Top of Records for the task
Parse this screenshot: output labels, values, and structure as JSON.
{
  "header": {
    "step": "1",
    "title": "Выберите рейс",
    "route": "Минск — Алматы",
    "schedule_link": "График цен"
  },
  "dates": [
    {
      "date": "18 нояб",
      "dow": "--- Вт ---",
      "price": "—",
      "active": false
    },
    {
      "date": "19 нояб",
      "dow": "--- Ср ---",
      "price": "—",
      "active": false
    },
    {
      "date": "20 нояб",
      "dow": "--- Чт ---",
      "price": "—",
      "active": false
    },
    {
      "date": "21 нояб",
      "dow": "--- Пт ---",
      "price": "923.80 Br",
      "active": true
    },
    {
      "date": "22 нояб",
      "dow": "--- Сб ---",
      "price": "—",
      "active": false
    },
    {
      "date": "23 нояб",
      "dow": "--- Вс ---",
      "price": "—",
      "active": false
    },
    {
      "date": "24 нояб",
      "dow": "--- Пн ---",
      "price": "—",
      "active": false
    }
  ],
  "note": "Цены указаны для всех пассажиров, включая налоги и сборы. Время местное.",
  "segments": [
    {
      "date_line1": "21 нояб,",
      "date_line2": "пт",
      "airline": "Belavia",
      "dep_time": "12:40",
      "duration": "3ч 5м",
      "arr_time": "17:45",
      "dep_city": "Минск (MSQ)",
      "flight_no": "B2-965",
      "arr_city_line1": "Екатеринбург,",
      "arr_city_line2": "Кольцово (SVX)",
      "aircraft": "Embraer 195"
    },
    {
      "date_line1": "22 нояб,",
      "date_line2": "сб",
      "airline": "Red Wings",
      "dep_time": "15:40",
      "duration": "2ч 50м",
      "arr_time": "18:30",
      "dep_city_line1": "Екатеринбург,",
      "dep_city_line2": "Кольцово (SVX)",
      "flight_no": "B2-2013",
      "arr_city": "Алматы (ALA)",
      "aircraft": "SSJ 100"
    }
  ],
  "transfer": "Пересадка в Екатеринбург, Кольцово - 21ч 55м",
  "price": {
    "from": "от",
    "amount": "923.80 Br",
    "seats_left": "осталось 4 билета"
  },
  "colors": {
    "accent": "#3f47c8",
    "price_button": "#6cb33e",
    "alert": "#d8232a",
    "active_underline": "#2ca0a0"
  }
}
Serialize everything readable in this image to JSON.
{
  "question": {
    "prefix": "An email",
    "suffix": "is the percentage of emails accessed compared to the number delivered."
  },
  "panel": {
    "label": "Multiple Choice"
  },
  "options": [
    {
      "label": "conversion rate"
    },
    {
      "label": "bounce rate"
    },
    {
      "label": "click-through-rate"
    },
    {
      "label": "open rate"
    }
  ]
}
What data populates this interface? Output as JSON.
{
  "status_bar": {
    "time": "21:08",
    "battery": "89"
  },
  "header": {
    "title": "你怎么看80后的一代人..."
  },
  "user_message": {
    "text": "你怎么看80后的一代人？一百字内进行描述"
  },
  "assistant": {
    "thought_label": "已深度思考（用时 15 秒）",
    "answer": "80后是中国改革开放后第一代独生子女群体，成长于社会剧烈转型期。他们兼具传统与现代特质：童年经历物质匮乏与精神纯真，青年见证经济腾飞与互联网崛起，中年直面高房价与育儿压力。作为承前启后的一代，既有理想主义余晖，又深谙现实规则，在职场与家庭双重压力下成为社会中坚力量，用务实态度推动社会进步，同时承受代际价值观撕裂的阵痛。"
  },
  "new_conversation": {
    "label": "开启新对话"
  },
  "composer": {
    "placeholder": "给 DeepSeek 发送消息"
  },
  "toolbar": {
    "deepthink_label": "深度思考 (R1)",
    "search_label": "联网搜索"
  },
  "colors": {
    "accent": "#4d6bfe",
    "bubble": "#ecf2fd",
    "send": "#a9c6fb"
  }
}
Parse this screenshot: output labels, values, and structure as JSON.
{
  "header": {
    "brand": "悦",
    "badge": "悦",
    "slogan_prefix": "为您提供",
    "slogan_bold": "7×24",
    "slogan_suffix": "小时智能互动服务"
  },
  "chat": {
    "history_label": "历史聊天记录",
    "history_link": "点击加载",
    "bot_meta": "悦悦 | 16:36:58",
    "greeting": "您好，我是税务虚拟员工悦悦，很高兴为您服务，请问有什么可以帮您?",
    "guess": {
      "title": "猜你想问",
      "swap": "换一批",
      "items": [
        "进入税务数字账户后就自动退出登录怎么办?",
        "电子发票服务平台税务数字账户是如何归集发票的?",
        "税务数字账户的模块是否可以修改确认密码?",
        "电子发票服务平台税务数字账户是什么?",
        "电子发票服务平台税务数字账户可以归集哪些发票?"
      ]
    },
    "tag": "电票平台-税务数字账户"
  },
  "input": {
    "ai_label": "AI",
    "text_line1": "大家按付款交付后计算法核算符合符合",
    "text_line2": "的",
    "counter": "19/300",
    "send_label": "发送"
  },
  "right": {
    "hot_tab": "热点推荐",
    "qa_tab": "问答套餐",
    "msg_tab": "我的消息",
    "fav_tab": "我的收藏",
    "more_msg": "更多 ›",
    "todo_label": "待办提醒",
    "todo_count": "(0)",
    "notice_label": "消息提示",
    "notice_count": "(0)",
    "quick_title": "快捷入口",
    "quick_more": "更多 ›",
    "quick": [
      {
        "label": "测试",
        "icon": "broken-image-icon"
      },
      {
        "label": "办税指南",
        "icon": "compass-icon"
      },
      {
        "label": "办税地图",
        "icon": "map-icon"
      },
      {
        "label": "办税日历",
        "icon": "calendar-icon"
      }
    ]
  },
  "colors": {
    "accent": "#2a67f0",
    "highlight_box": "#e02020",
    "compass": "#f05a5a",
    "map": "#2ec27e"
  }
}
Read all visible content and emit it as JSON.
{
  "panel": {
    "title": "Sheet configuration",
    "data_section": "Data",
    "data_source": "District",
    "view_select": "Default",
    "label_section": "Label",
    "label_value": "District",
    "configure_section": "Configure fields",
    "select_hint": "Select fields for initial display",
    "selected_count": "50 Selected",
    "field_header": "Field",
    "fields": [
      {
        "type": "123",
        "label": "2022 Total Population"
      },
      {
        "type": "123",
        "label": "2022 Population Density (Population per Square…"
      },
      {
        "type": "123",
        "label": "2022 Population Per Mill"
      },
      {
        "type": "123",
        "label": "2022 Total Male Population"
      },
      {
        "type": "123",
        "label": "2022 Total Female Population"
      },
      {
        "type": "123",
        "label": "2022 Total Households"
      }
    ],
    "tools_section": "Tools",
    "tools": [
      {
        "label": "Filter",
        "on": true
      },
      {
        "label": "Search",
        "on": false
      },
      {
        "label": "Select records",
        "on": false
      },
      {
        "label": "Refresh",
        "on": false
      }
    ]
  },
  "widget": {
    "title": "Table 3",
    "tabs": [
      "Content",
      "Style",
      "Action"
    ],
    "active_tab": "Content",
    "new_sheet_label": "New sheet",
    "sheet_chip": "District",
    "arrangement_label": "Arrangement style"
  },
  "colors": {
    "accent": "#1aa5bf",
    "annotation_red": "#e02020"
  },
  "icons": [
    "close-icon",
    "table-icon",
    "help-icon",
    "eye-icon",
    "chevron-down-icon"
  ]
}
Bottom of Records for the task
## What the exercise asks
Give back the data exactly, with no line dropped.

## Result of the exercise
Parse this screenshot: output labels, values, and structure as JSON.
{
  "header": {
    "step": "1",
    "title": "Выберите рейс",
    "route": "Минск — Алматы",
    "schedule_link": "График цен"
  },
  "dates": [
    {
      "date": "18 нояб",
      "dow": "--- Вт ---",
      "price": "—",
      "active": false
    },
    {
      "date": "19 нояб",
      "dow": "--- Ср ---",
      "price": "—",
      "active": false
    },
    {
      "date": "20 нояб",
      "dow": "--- Чт ---",
      "price": "—",
      "active": false
    },
    {
      "date": "21 нояб",
      "dow": "--- Пт ---",
      "price": "923.80 Br",
      "active": true
    },
    {
      "date": "22 нояб",
      "dow": "--- Сб ---",
      "price": "—",
      "active": false
    },
    {
      "date": "23 нояб",
      "dow": "--- Вс ---",
      "price": "—",
      "active": false
    },
    {
      "date": "24 нояб",
      "dow": "--- Пн ---",
      "price": "—",
      "active": false
    }
  ],
  "note": "Цены указаны для всех пассажиров, включая налоги и сборы. Время местное.",
  "segments": [
    {
      "date_line1": "21 нояб,",
      "date_line2": "пт",
      "airline": "Belavia",
      "dep_time": "12:40",
      "duration": "3ч 5м",
      "arr_time": "17:45",
      "dep_city": "Минск (MSQ)",
      "flight_no": "B2-965",
      "arr_city_line1": "Екатеринбург,",
      "arr_city_line2": "Кольцово (SVX)",
      "aircraft": "Embraer 195"
    },
    {
      "date_line1": "22 нояб,",
      "date_line2": "сб",
      "airline": "Red Wings",
      "dep_time": "15:40",
      "duration": "2ч 50м",
      "arr_time": "18:30",
      "dep_city_line1": "Екатеринбург,",
      "dep_city_line2": "Кольцово (SVX)",
      "flight_no": "B2-2013",
      "arr_city": "Алматы (ALA)",
      "aircraft": "SSJ 100"
    }
  ],
  "transfer": "Пересадка в Екатеринбург, Кольцово - 21ч 55м",
  "price": {
    "from": "от",
    "amount": "923.80 Br",
    "seats_left": "осталось 4 билета"
  },
  "colors": {
    "accent": "#3f47c8",
    "price_button": "#6cb33e",
    "alert": "#d8232a",
    "active_underline": "#2ca0a0"
  }
}
Serialize everything readable in this image to JSON.
{
  "question": {
    "prefix": "An email",
    "suffix": "is the percentage of emails accessed compared to the number delivered."
  },
  "panel": {
    "label": "Multiple Choice"
  },
  "options": [
    {
      "label": "conversion rate"
    },
    {
      "label": "bounce rate"
    },
    {
      "label": "click-through-rate"
    },
    {
      "label": "open rate"
    }
  ]
}
What data populates this interface? Output as JSON.
{
  "status_bar": {
    "time": "21:08",
    "battery": "89"
  },
  "header": {
    "title": "你怎么看80后的一代人..."
  },
  "user_message": {
    "text": "你怎么看80后的一代人？一百字内进行描述"
  },
  "assistant": {
    "thought_label": "已深度思考（用时 15 秒）",
    "answer": "80后是中国改革开放后第一代独生子女群体，成长于社会剧烈转型期。他们兼具传统与现代特质：童年经历物质匮乏与精神纯真，青年见证经济腾飞与互联网崛起，中年直面高房价与育儿压力。作为承前启后的一代，既有理想主义余晖，又深谙现实规则，在职场与家庭双重压力下成为社会中坚力量，用务实态度推动社会进步，同时承受代际价值观撕裂的阵痛。"
  },
  "new_conversation": {
    "label": "开启新对话"
  },
  "composer": {
    "placeholder": "给 DeepSeek 发送消息"
  },
  "toolbar": {
    "deepthink_label": "深度思考 (R1)",
    "search_label": "联网搜索"
  },
  "colors": {
    "accent": "#4d6bfe",
    "bubble": "#ecf2fd",
    "send": "#a9c6fb"
  }
}
Parse this screenshot: output labels, values, and structure as JSON.
{
  "header": {
    "brand": "悦",
    "badge": "悦",
    "slogan_prefix": "为您提供",
    "slogan_bold": "7×24",
    "slogan_suffix": "小时智能互动服务"
  },
  "chat": {
    "history_label": "历史聊天记录",
    "history_link": "点击加载",
    "bot_meta": "悦悦 | 16:36:58",
    "greeting": "您好，我是税务虚拟员工悦悦，很高兴为您服务，请问有什么可以帮您?",
    "guess": {
      "title": "猜你想问",
      "swap": "换一批",
      "items": [
        "进入税务数字账户后就自动退出登录怎么办?",
        "电子发票服务平台税务数字账户是如何归集发票的?",
        "税务数字账户的模块是否可以修改确认密码?",
        "电子发票服务平台税务数字账户是什么?",
        "电子发票服务平台税务数字账户可以归集哪些发票?"
      ]
    },
    "tag": "电票平台-税务数字账户"
  },
  "input": {
    "ai_label": "AI",
    "text_line1": "大家按付款交付后计算法核算符合符合",
    "text_line2": "的",
    "counter": "19/300",
    "send_label": "发送"
  },
  "right": {
    "hot_tab": "热点推荐",
    "qa_tab": "问答套餐",
    "msg_tab": "我的消息",
    "fav_tab": "我的收藏",
    "more_msg": "更多 ›",
    "todo_label": "待办提醒",
    "todo_count": "(0)",
    "notice_label": "消息提示",
    "notice_count": "(0)",
    "quick_title": "快捷入口",
    "quick_more": "更多 ›",
    "quick": [
      {
        "label": "测试",
        "icon": "broken-image-icon"
      },
      {
        "label": "办税指南",
        "icon": "compass-icon"
      },
      {
        "label": "办税地图",
        "icon": "map-icon"
      },
      {
        "label": "办税日历",
        "icon": "calendar-icon"
      }
    ]
  },
  "colors": {
    "accent": "#2a67f0",
    "highlight_box": "#e02020",
    "compass": "#f05a5a",
    "map": "#2ec27e"
  }
}
Read all visible content and emit it as JSON.
{
  "panel": {
    "title": "Sheet configuration",
    "data_section": "Data",
    "data_source": "District",
    "view_select": "Default",
    "label_section": "Label",
    "label_value": "District",
    "configure_section": "Configure fields",
    "select_hint": "Select fields for initial display",
    "selected_count": "50 Selected",
    "field_header": "Field",
    "fields": [
      {
        "type": "123",
        "label": "2022 Total Population"
      },
      {
        "type": "123",
        "label": "2022 Population Density (Population per Square…"
      },
      {
        "type": "123",
        "label": "2022 Population Per Mill"
      },
      {
        "type": "123",
        "label": "2022 Total Male Population"
      },
      {
        "type": "123",
        "label": "2022 Total Female Population"
      },
      {
        "type": "123",
        "label": "2022 Total Households"
      }
    ],
    "tools_section": "Tools",
    "tools": [
      {
        "label": "Filter",
        "on": true
      },
      {
        "label": "Search",
        "on": false
      },
      {
        "label": "Select records",
        "on": false
      },
      {
        "label": "Refresh",
        "on": false
      }
    ]
  },
  "widget": {
    "title": "Table 3",
    "tabs": [
      "Content",
      "Style",
      "Action"
    ],
    "active_tab": "Content",
    "new_sheet_label": "New sheet",
    "sheet_chip": "District",
    "arrangement_label": "Arrangement style"
  },
  "colors": {
    "accent": "#1aa5bf",
    "annotation_red": "#e02020"
  },
  "icons": [
    "close-icon",
    "table-icon",
    "help-icon",
    "eye-icon",
    "chevron-down-icon"
  ]
}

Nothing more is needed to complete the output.